The number of people seeking advice from financial counselling help lines has soared as COVID-19 lockdowns and severe restrictions take a heavy toll in the nation’s two most populous states.
Thousands of New South Wales and Victorian residents and small business owners have sought assistance from the National Debt Helpline and Small Business Debt Helpline as they struggle to make ends meet.
Both the national not-for-profit help lines are co-ordinated by Financial Counselling Australia (FCA), the peak body for financial counsellors.
“People are really struggling during these lockdowns,” says FCA’s chief executive Fiona Guthrie.

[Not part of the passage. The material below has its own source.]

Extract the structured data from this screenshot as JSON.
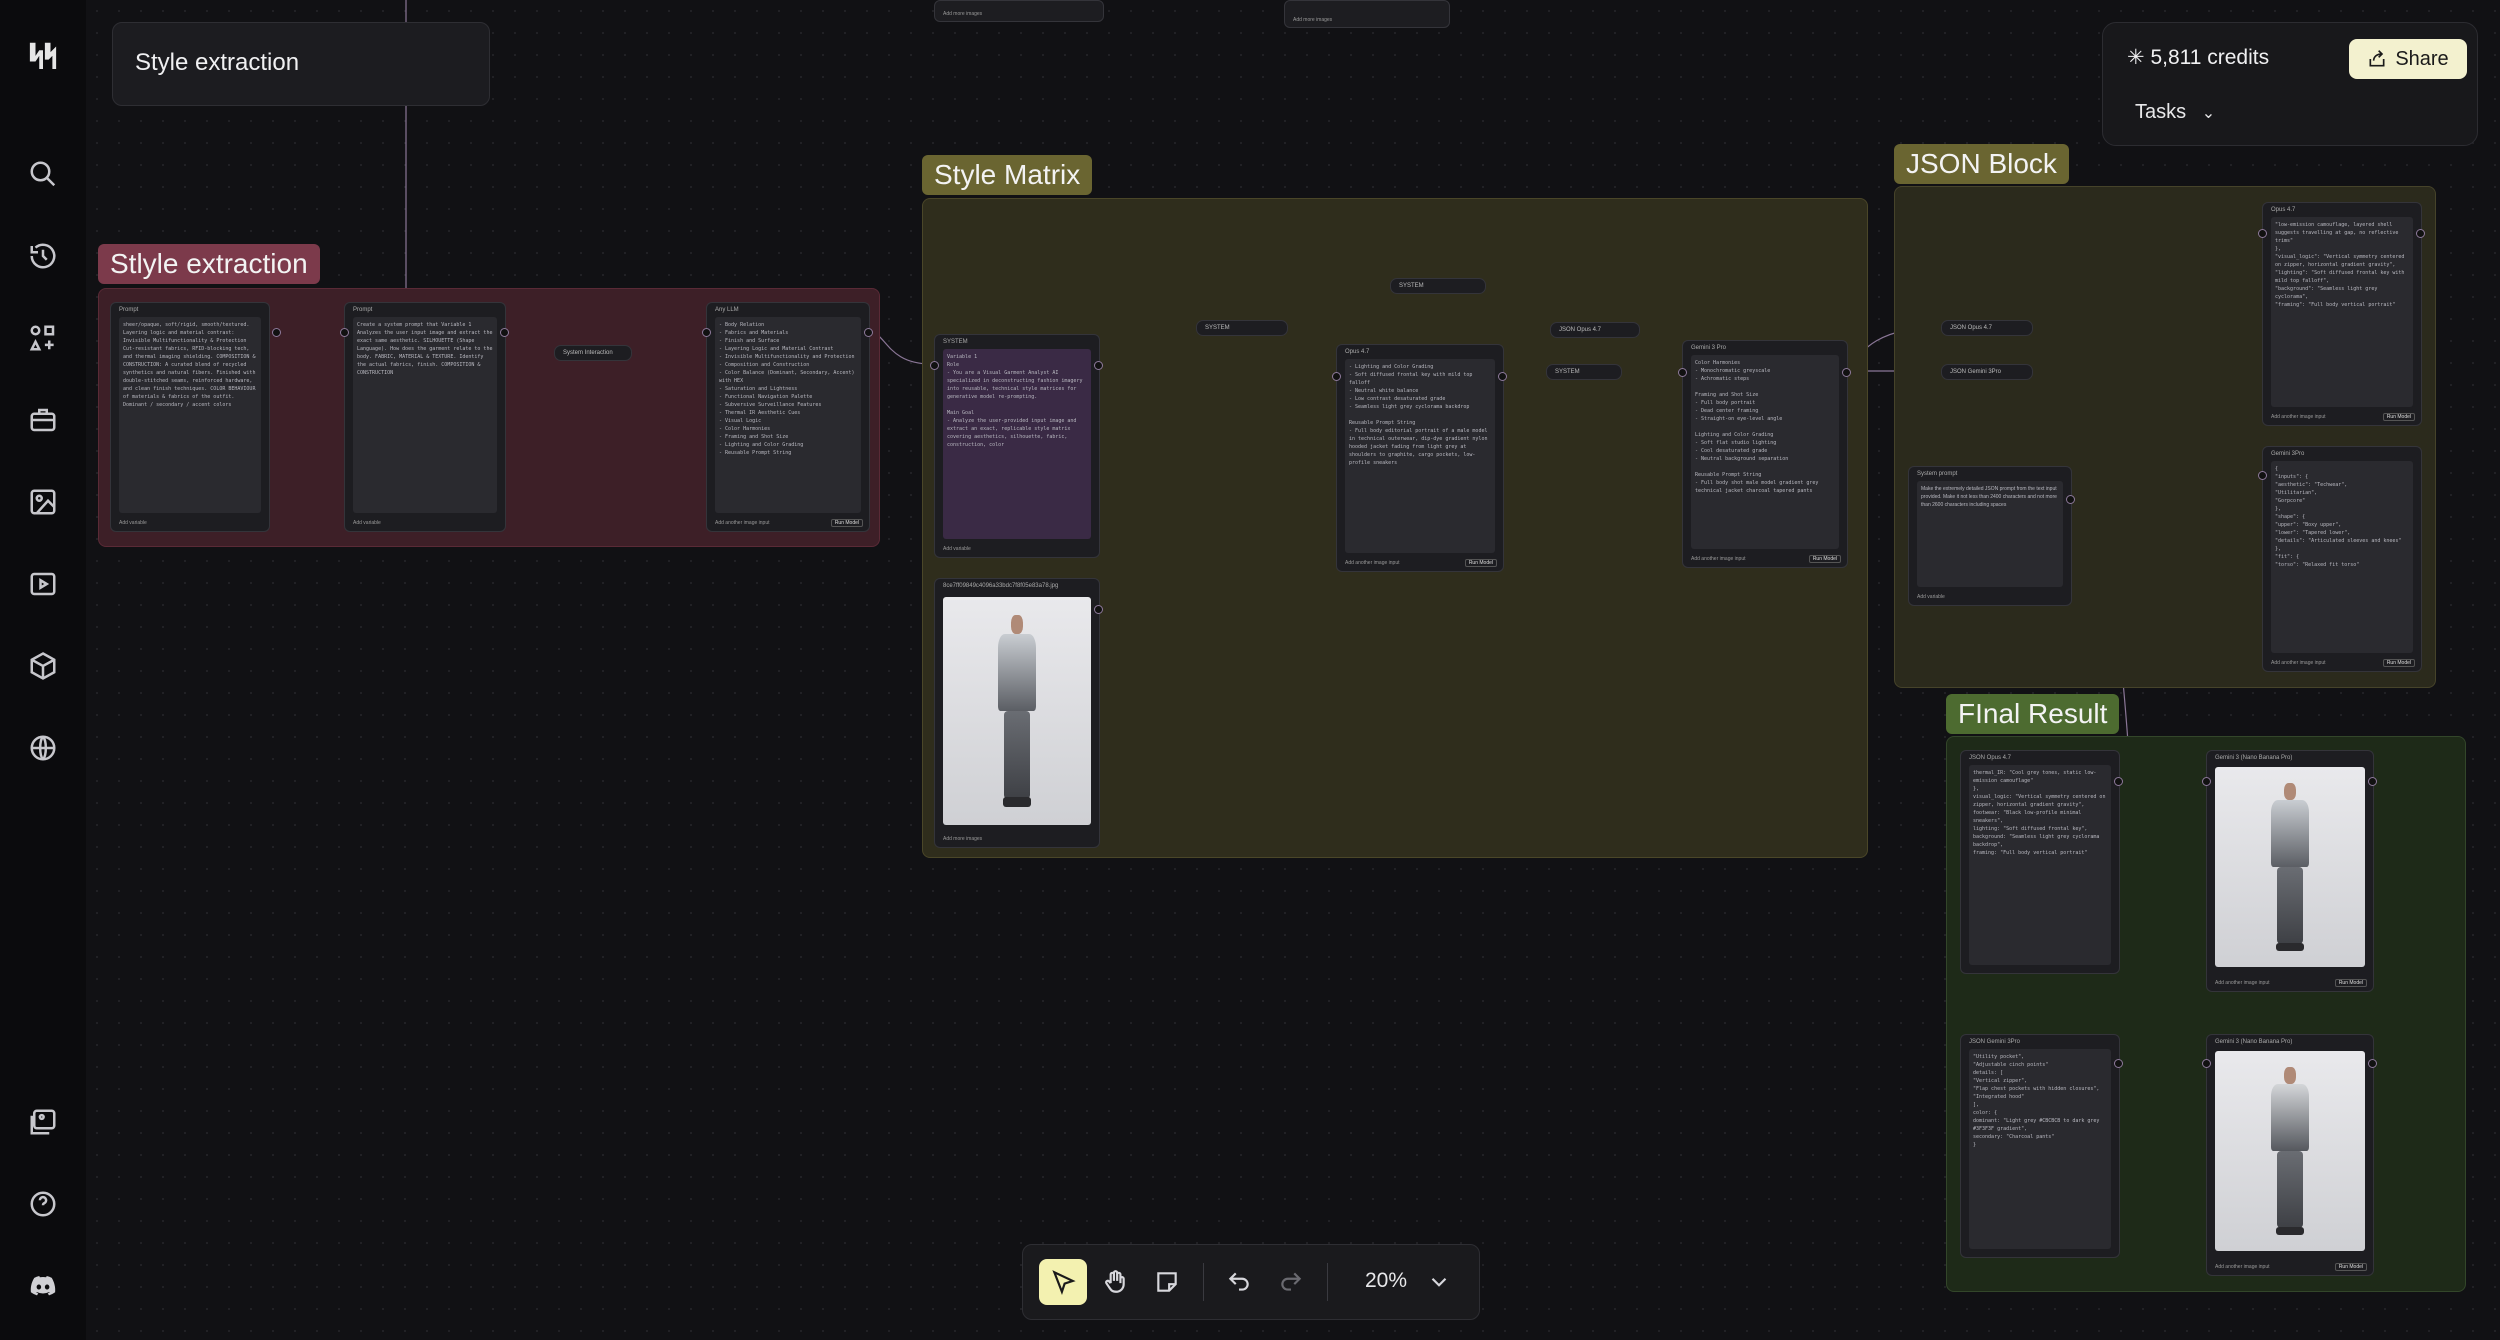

“We want people to know that financial counsellors care and are here to help. They provide independent and confidential advice to people in financial hardship,” Guthrie says.
Demand for hardship advice has increased dramatically over the past few months, with 80 per cent more calls made to the Small Business Debt Helpline in July than in May.
Among the top issues raised by small business owners is uncertainty about government grants and how to access them, not being able pay commercial leases and problems with debt collectors.
Calls to the National Debt Hotline have not increased quite so dramatically, but visits to its website from the start of the year to the end of July are 25 per cent higher than the same period last year, when there were also lockdowns. There were more than a quarter of a million website visits from January 1 to July 31.
The top reasons for calls included mortgage arrears and how to obtain hardship arrangements with lenders, advice on rent arrears, credit card debt, utility bills, separation and family violence.